How to use the #available property in Swift

Tram Ho

Marking the code snippets as available to each platform or version is essential in the ever-evolving context of an ever-evolving application. as soon as possible. If it does not have support for older versions, we can use the available property in Swift.

1. Check the operating system version to execute the code

A basic example of testing a specific operating system version to execute a piece of code.

For example, if you only wanted to execute a piece of code that was iOS 14 or later, you would use the available property like this:

You can also use the attribute available inside the guard statement:

This is great for situations where you only want to execute code for a specific iOS version.

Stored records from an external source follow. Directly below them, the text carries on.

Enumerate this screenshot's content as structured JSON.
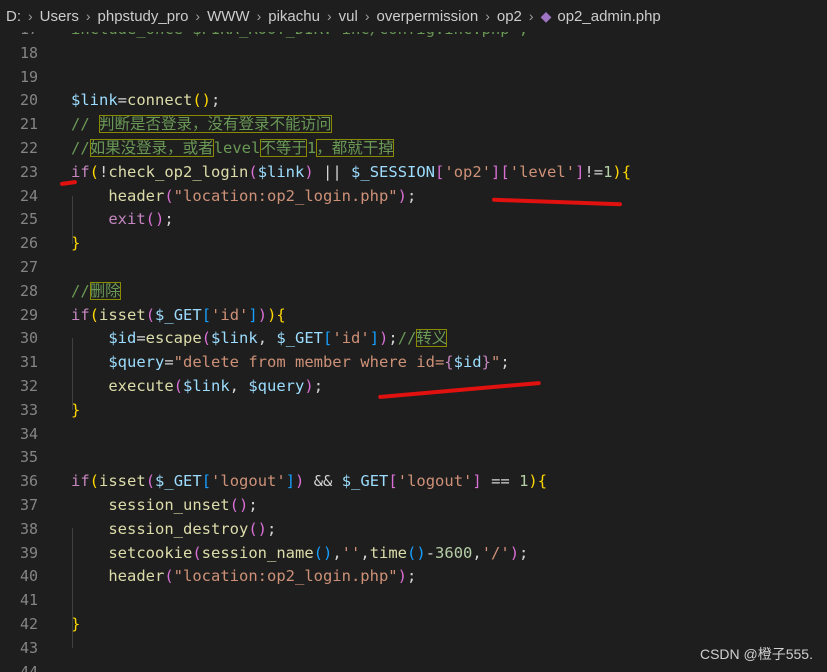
{
  "breadcrumb": [
    "D:",
    "Users",
    "phpstudy_pro",
    "WWW",
    "pikachu",
    "vul",
    "overpermission",
    "op2",
    "op2_admin.php"
  ],
  "lines": [
    {
      "n": "17",
      "s": [
        {
          "t": "include_once $PIKA_ROOT_DIR.'inc/config.inc.php';",
          "c": "c"
        }
      ]
    },
    {
      "n": "18",
      "s": []
    },
    {
      "n": "19",
      "s": []
    },
    {
      "n": "20",
      "s": [
        {
          "t": "$link",
          "c": "v"
        },
        {
          "t": "="
        },
        {
          "t": "connect",
          "c": "f"
        },
        {
          "t": "()",
          "c": "b1"
        },
        {
          "t": ";"
        }
      ]
    },
    {
      "n": "21",
      "s": [
        {
          "t": "// ",
          "c": "c"
        },
        {
          "t": "判断是否登录，没有登录不能访问",
          "c": "c",
          "h": 1
        }
      ]
    },
    {
      "n": "22",
      "s": [
        {
          "t": "//",
          "c": "c"
        },
        {
          "t": "如果没登录，或者",
          "c": "c",
          "h": 1
        },
        {
          "t": "level",
          "c": "c"
        },
        {
          "t": "不等于",
          "c": "c",
          "h": 1
        },
        {
          "t": "1",
          "c": "c"
        },
        {
          "t": "，都就干掉",
          "c": "c",
          "h": 1
        }
      ]
    },
    {
      "n": "23",
      "s": [
        {
          "t": "if",
          "c": "k"
        },
        {
          "t": "(",
          "c": "b1"
        },
        {
          "t": "!"
        },
        {
          "t": "check_op2_login",
          "c": "f"
        },
        {
          "t": "(",
          "c": "b2"
        },
        {
          "t": "$link",
          "c": "v"
        },
        {
          "t": ")",
          "c": "b2"
        },
        {
          "t": " || "
        },
        {
          "t": "$_SESSION",
          "c": "v"
        },
        {
          "t": "[",
          "c": "b2"
        },
        {
          "t": "'op2'",
          "c": "s"
        },
        {
          "t": "]",
          "c": "b2"
        },
        {
          "t": "[",
          "c": "b2"
        },
        {
          "t": "'level'",
          "c": "s"
        },
        {
          "t": "]",
          "c": "b2"
        },
        {
          "t": "!="
        },
        {
          "t": "1",
          "c": "n"
        },
        {
          "t": ")",
          "c": "b1"
        },
        {
          "t": "{",
          "c": "b1"
        }
      ]
    },
    {
      "n": "24",
      "s": [
        {
          "t": "    "
        },
        {
          "t": "header",
          "c": "f"
        },
        {
          "t": "(",
          "c": "b2"
        },
        {
          "t": "\"location:op2_login.php\"",
          "c": "s"
        },
        {
          "t": ")",
          "c": "b2"
        },
        {
          "t": ";"
        }
      ]
    },
    {
      "n": "25",
      "s": [
        {
          "t": "    "
        },
        {
          "t": "exit",
          "c": "k"
        },
        {
          "t": "()",
          "c": "b2"
        },
        {
          "t": ";"
        }
      ]
    },
    {
      "n": "26",
      "s": [
        {
          "t": "}",
          "c": "b1"
        }
      ]
    },
    {
      "n": "27",
      "s": []
    },
    {
      "n": "28",
      "s": [
        {
          "t": "//",
          "c": "c"
        },
        {
          "t": "删除",
          "c": "c",
          "h": 1
        }
      ]
    },
    {
      "n": "29",
      "s": [
        {
          "t": "if",
          "c": "k"
        },
        {
          "t": "(",
          "c": "b1"
        },
        {
          "t": "isset",
          "c": "f"
        },
        {
          "t": "(",
          "c": "b2"
        },
        {
          "t": "$_GET",
          "c": "v"
        },
        {
          "t": "[",
          "c": "b3"
        },
        {
          "t": "'id'",
          "c": "s"
        },
        {
          "t": "]",
          "c": "b3"
        },
        {
          "t": ")",
          "c": "b2"
        },
        {
          "t": ")",
          "c": "b1"
        },
        {
          "t": "{",
          "c": "b1"
        }
      ]
    },
    {
      "n": "30",
      "s": [
        {
          "t": "    "
        },
        {
          "t": "$id",
          "c": "v"
        },
        {
          "t": "="
        },
        {
          "t": "escape",
          "c": "f"
        },
        {
          "t": "(",
          "c": "b2"
        },
        {
          "t": "$link",
          "c": "v"
        },
        {
          "t": ", "
        },
        {
          "t": "$_GET",
          "c": "v"
        },
        {
          "t": "[",
          "c": "b3"
        },
        {
          "t": "'id'",
          "c": "s"
        },
        {
          "t": "]",
          "c": "b3"
        },
        {
          "t": ")",
          "c": "b2"
        },
        {
          "t": ";"
        },
        {
          "t": "//",
          "c": "c"
        },
        {
          "t": "转义",
          "c": "c",
          "h": 1
        }
      ]
    },
    {
      "n": "31",
      "s": [
        {
          "t": "    "
        },
        {
          "t": "$query",
          "c": "v"
        },
        {
          "t": "="
        },
        {
          "t": "\"delete from member where id=",
          "c": "s"
        },
        {
          "t": "{",
          "c": "k"
        },
        {
          "t": "$id",
          "c": "v"
        },
        {
          "t": "}",
          "c": "k"
        },
        {
          "t": "\"",
          "c": "s"
        },
        {
          "t": ";"
        }
      ]
    },
    {
      "n": "32",
      "s": [
        {
          "t": "    "
        },
        {
          "t": "execute",
          "c": "f"
        },
        {
          "t": "(",
          "c": "b2"
        },
        {
          "t": "$link",
          "c": "v"
        },
        {
          "t": ", "
        },
        {
          "t": "$query",
          "c": "v"
        },
        {
          "t": ")",
          "c": "b2"
        },
        {
          "t": ";"
        }
      ]
    },
    {
      "n": "33",
      "s": [
        {
          "t": "}",
          "c": "b1"
        }
      ]
    },
    {
      "n": "34",
      "s": []
    },
    {
      "n": "35",
      "s": []
    },
    {
      "n": "36",
      "s": [
        {
          "t": "if",
          "c": "k"
        },
        {
          "t": "(",
          "c": "b1"
        },
        {
          "t": "isset",
          "c": "f"
        },
        {
          "t": "(",
          "c": "b2"
        },
        {
          "t": "$_GET",
          "c": "v"
        },
        {
          "t": "[",
          "c": "b3"
        },
        {
          "t": "'logout'",
          "c": "s"
        },
        {
          "t": "]",
          "c": "b3"
        },
        {
          "t": ")",
          "c": "b2"
        },
        {
          "t": " && "
        },
        {
          "t": "$_GET",
          "c": "v"
        },
        {
          "t": "[",
          "c": "b2"
        },
        {
          "t": "'logout'",
          "c": "s"
        },
        {
          "t": "]",
          "c": "b2"
        },
        {
          "t": " == "
        },
        {
          "t": "1",
          "c": "n"
        },
        {
          "t": ")",
          "c": "b1"
        },
        {
          "t": "{",
          "c": "b1"
        }
      ]
    },
    {
      "n": "37",
      "s": [
        {
          "t": "    "
        },
        {
          "t": "session_unset",
          "c": "f"
        },
        {
          "t": "()",
          "c": "b2"
        },
        {
          "t": ";"
        }
      ]
    },
    {
      "n": "38",
      "s": [
        {
          "t": "    "
        },
        {
          "t": "session_destroy",
          "c": "f"
        },
        {
          "t": "()",
          "c": "b2"
        },
        {
          "t": ";"
        }
      ]
    },
    {
      "n": "39",
      "s": [
        {
          "t": "    "
        },
        {
          "t": "setcookie",
          "c": "f"
        },
        {
          "t": "(",
          "c": "b2"
        },
        {
          "t": "session_name",
          "c": "f"
        },
        {
          "t": "()",
          "c": "b3"
        },
        {
          "t": ","
        },
        {
          "t": "''",
          "c": "s"
        },
        {
          "t": ","
        },
        {
          "t": "time",
          "c": "f"
        },
        {
          "t": "()",
          "c": "b3"
        },
        {
          "t": "-"
        },
        {
          "t": "3600",
          "c": "n"
        },
        {
          "t": ","
        },
        {
          "t": "'/'",
          "c": "s"
        },
        {
          "t": ")",
          "c": "b2"
        },
        {
          "t": ";"
        }
      ]
    },
    {
      "n": "40",
      "s": [
        {
          "t": "    "
        },
        {
          "t": "header",
          "c": "f"
        },
        {
          "t": "(",
          "c": "b2"
        },
        {
          "t": "\"location:op2_login.php\"",
          "c": "s"
        },
        {
          "t": ")",
          "c": "b2"
        },
        {
          "t": ";"
        }
      ]
    },
    {
      "n": "41",
      "s": []
    },
    {
      "n": "42",
      "s": [
        {
          "t": "}",
          "c": "b1"
        }
      ]
    },
    {
      "n": "43",
      "s": []
    },
    {
      "n": "44",
      "s": []
    }
  ],
  "watermark": "CSDN @橙子555."
}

2. The difference between available and #available

When navigating through the Swift APIs, you will usually encounter the available property . We just mentioned the # property which is similar but only slightly different. The shortest answer to describe its differences is:

  • available is used to mark the availability for a class or method
  • #available is used to only execute a piece of code for specific platforms or versions

3. Set availability for a class or method

We can demonstrate this by marking a class or method as available since iOS 14:

When you try to create an instance of this class inside a project that supports versions lower than iOS 14, you get the following error:

As you can see, the compiler will help us fix this with some hints. Two of them will move the problem to another place in your code by marking the class called available since iOS 14. #available will help us in this case:

We can do the same for methods using the available property:

4. Possible values ​​for the available property

In the examples above, we only used it to test iOS 14. However, we can do a lot more with the available property in Swift.

Obviously, we can replace the number 14 with whatever OS version is available. The platform, in this case iOS, can also be replaced. The list of properties available until today is as follows:

  • iOS
  • iOSApplicationExtension
  • macOS
  • macOSApplicationExtension
  • macCatalyst
  • macCatalystApplicationExtension
  • watchOS
  • watchOSApplicationExtension
  • tvOS
  • tvOSApplicationExtension
  • swift

Options include the foundation as well as the swift keyword to mark code snippets as available since a particular Swift version.

The asterisk indicates the availability of the declaration on all platform names listed above, unless specifically specified. You can also specify multiple platforms at the same time if required:

5. Mark a method as unavailable or removed

Another property value is used to mark methods as deprecated or rejected. The started methods are deprecated and will eventually be marked as rejected. Imagine there is an app where the app trailer will no longer be visible on iOS 14 or later. You can mark a specific method if it was used from the SDK as unusable and removed as follows:

When implementing the code, they get the following error:

The version numbering using these values ​​is often confusing. In the code example above, you can think that this method is deprecated on iOS 12 and has been removed in iOS 13. However, it is read differently:

  • This method is not used in versions higher than X
  • This method is removed in versions higher than X

The message is used to describe the reason and can be helpful to explain the change to implementers.

6. Mark a method as renamed

When developing an SDK for open-source or another user, you may want to move the implementer to your newer coding methods. In these cases, you can use the renamed property:

Note that we first mark a method as unavailable. The renamed value indicates which method should be used instead.

Xcode will help implementers in a unique way by showing our renaming fix option:

7. Negative statement available

A common question when working with the available attribute is to negate the statement and write code like: “Only run this if the iOS version is lower than X”.

This will be done as follows:

8. Conclusion

We have covered all of the possibilities for using properties available in Swift. You can run code for Swift and platform specific versions, and you can now mark methods as deprecated, discarded, or renamed.

Hopefully, this will help you with more efficient coding.

So my post here is over. Thank you for watching the article.

Share the news now

Source : Viblo